The New Illinois Limits on Non-Competes: Do They Affect You?
Illinois joins a handful of states in curtailing the use of non-competition agreements in some situations. Here’s what healthcare employers (and workers) need to know.
In a previous article, we discussed President Biden’s July 2021 executive order that seeks to limit the use of non-competition agreements. We explained that the order served only as a directive to the federal agency that will implement new policies someday, with no immediate changes to the validity or enforceability of current clauses.
However, state legislators can move more swiftly and decisively than their federal counterparts. For example, Illinois recently amended the Freedom to Work Act, curtailing the use of non-competition and non-solicitation clauses in specific employment situations. The new prohibitions take effect on January 1, 2022.
New Rules for the Average Worker
The scrutiny on non-competes arose from the sentiment that they give employers unfair leverage over workers who earn modest incomes. Workers who lack negotiating power or an attorney’s counsel may feel they have no choice but to accept such clauses. And once they sign, fear of the penalties may prevent them from seeking more suitable job opportunities elsewhere.
Thus, legislators banned non-competes for workers who earn $75,000 or less annually, increasing this pay threshold slightly every five years. In a similar vein, the law prohibits non-solicitation clauses for workers who earn $45,000 or less annually. This threshold also increases incrementally over time.
The law also prohibits the adoption of non-competition covenants for workers furloughed because of COVID-19 or a similar circumstance unless the employer pays the worker’s base salary minus the worker’s other earnings through the entire period specified in the non-compete. In other words, the law effectively requires employers to allow furloughed workers to find alternative employment in their field without penalty. If employers insist on adopting the non-compete, they must reimburse the workers for any wage deficit that arises during the enforcement period.
Increased Notice and Transparency
The Illinois law also mandates that employers who ask employees to sign non-solicitation and non-competition agreements allow employees ample time for review. After January 1, Illinois employers must give workers 14-day notice before requiring them to accept these restrictive covenants. Employers must also advise workers in writing that they should speak with an attorney. By doing so, they underscore the gravity of agreeing to these clauses that substantially affect one’s right to work.
Additional Conditions for Enforceability
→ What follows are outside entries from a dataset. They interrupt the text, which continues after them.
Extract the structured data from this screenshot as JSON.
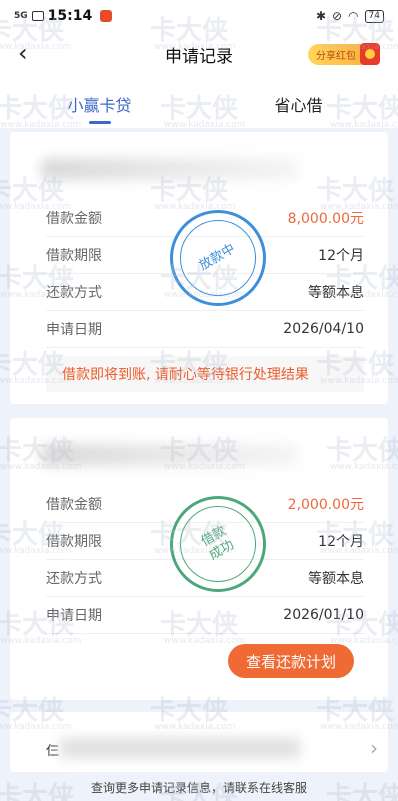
{
  "status": {
    "network": "5G",
    "time": "15:14",
    "battery": "74"
  },
  "nav": {
    "back_glyph": "‹",
    "title": "申请记录",
    "share_label": "分享红包"
  },
  "tabs": [
    {
      "label": "小赢卡贷",
      "active": true
    },
    {
      "label": "省心借",
      "active": false
    }
  ],
  "records": [
    {
      "rows": [
        {
          "label": "借款金额",
          "value": "8,000.00元"
        },
        {
          "label": "借款期限",
          "value": "12个月"
        },
        {
          "label": "还款方式",
          "value": "等额本息"
        },
        {
          "label": "申请日期",
          "value": "2026/04/10"
        }
      ],
      "stamp": "放款中",
      "notice": "借款即将到账, 请耐心等待银行处理结果"
    },
    {
      "rows": [
        {
          "label": "借款金额",
          "value": "2,000.00元"
        },
        {
          "label": "借款期限",
          "value": "12个月"
        },
        {
          "label": "还款方式",
          "value": "等额本息"
        },
        {
          "label": "申请日期",
          "value": "2026/01/10"
        }
      ],
      "stamp": "借款\n成功",
      "button": "查看还款计划"
    }
  ],
  "third_partial": "仨",
  "footer": "查询更多申请记录信息，请联系在线客服",
  "watermark": {
    "brand": "卡大侠",
    "url": "www.kadaxia.com"
  },
  "colors": {
    "accent": "#3f67c9",
    "amount": "#ee6a3a",
    "button": "#ef6a34",
    "stamp_blue": "#3e8fd9",
    "stamp_green": "#4ea77a"
  }
}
The law codifies several additional conditions for the enforceability of non-competition and non-solicitation clauses. For example, restrictions placed on the worker must not exceed the “legitimate business interest” of the employer. Moreover, the worker must receive “adequate consideration” for agreeing to such restrictions.
Finally, employers may face a higher penalty if they lose a lawsuit that relates to the enforcement of a non-compete or non-solicitation. Specifically, workers may seek compensation for legal fees when such a clause is ultimately deemed unenforceable in court or by arbitration. The law also specifically directs the Attorney General to obtain relief on behalf of the people of Illinois if it suspects, based on reasonable cause and after an investigation, that an employer has violated these new prohibitions.
What to Do Now
In general, the new limits redefine the terms of enforceability in a more favorable way for workers. If you operate a healthcare practice or business in Illinois and use employment contracts, the law will likely affect you. Therefore, we recommend you consult your attorney before year-end 2021 to develop agreements that comply with the new requirements.
Note that the new law does not affect contracts executed before January 1, 2022. Nonetheless, if you’re an employee in Illinois currently working under a restrictive covenant such as a non-competition or non-solicitation agreement, you may find it worthwhile to review your contract with an attorney to understand your options.
Jackson LLP helps healthcare practices and professionals with employment issues, including contracts, workforce policies and procedures, and staff training on regulatory compliance. If you’re in Illinois or one of the other states where we practice, reach out to us.
This blog is made for educational purposes and is not intended to be specific legal advice to any particular person. It does not create an attorney-client relationship between our firm and the reader. It should not be used as a substitute for competent legal advice from a licensed attorney in your jurisdiction.